As part of the deal, about 1 million homeowners could also get the principal amount of their mortgages written down by an average of $20,000. One in four Greenville NC homeowners with a mortgage owe more than their home is worth. These so-called "underwater" borrowers currently have little chance of refinancing.
Under the terms of the agreement, about $17 billion of the total amount would go towards reducing the principle for struggling homeowners, $5 billion would be placed into an account for states to use to help pay homeowners recover from "deceptive foreclosure practices," and $3 billion would be used to cover the cost of helping Greenville NC homeowners to refinance at 5.25%.
Liberal activists and some lawmakers have criticized the ongoing settlement talks, arguing that the Obama administration should launch a broad investigation into the mortgage practices of big banks and push for a settlement that is tougher on the banks. "In a world of Occupy Wall Street, activists across this country are going to be looking at this deal very closely," said Bob Borosage, co-director of Campaign for America's Future. He stated that there should be no "sweetheart deal" with major banks and said a $25-billion agreement would be just a "slap on the wrist."

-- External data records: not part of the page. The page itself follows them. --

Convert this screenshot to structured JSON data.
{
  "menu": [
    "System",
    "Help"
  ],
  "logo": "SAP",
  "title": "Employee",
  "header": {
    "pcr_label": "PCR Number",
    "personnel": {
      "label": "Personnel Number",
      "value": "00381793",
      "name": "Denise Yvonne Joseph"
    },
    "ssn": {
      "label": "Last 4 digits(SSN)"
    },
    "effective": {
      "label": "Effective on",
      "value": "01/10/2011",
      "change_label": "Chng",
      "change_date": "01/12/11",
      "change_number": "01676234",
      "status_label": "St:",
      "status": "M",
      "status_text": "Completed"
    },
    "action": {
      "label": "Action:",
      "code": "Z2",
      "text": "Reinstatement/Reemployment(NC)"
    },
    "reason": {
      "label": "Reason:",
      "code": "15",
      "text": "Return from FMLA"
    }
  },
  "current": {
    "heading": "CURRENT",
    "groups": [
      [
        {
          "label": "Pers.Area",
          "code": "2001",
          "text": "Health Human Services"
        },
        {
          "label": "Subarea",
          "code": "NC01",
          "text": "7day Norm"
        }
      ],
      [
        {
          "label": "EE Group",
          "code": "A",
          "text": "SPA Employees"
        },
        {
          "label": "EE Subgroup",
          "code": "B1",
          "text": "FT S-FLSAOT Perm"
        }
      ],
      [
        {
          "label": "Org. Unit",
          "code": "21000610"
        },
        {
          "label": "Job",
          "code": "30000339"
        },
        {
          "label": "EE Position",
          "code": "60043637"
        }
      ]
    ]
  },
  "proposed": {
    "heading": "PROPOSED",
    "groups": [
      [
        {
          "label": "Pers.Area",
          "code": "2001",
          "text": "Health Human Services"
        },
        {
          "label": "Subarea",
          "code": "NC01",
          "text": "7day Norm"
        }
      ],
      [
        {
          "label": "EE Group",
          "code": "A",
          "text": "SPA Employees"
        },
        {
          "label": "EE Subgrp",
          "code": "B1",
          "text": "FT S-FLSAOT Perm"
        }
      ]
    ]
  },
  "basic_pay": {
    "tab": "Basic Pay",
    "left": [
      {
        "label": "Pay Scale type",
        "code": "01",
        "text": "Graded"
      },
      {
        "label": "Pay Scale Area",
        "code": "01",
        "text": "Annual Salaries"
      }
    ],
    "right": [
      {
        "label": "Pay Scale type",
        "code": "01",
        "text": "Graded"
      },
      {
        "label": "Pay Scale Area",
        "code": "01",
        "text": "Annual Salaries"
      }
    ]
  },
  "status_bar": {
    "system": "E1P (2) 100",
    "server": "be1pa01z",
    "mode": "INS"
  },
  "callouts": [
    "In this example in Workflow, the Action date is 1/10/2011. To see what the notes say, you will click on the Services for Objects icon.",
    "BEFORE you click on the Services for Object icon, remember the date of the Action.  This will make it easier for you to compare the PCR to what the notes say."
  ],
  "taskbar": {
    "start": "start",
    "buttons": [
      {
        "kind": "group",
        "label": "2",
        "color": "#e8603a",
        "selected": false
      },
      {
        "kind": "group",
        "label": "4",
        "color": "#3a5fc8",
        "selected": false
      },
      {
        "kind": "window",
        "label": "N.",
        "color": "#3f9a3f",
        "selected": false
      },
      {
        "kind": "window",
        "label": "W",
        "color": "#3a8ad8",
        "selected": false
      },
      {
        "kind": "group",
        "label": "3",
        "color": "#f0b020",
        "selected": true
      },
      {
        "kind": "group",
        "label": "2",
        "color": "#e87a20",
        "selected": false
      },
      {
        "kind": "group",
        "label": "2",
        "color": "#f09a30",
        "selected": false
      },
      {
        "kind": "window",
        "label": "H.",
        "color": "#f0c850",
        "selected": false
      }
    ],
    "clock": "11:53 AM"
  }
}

Although Sen. Sherrod Brown (D-Ohio) said the mortgage servicing problems were "part of a long-standing ugly pattern of homeowner abuse" by large banks that warranted a thorough investigation and prosecutions, Housing Secretary Shaun Donovan told state governors that an announcement will be made within weeks.
Whether you are considering buying a home, selling a home or both, Liz Freeman knows the Greenville, North Carolina area inside and out. Most of her team members were born and raised in Pitt County, NC which has provided them with strong ties to the area, allowing them to become a successful Greenville NC real estate team.
Liz Freeman and her team have distinguished themselves as leaders in the Greenville NC real estate market. Liz assists buyers looking for Greenville NC real estate for sale and aggressively markets Greenville NC homes for sale. Liz is also a Certified Distressed Property Expert (CDPE), avoid foreclosure and short sale expert, committed to helping families in financial hardship find options to foreclosure. For more information you can visit Liz Helps.com. You can reach Liz by filling out her online contact form or give her a call.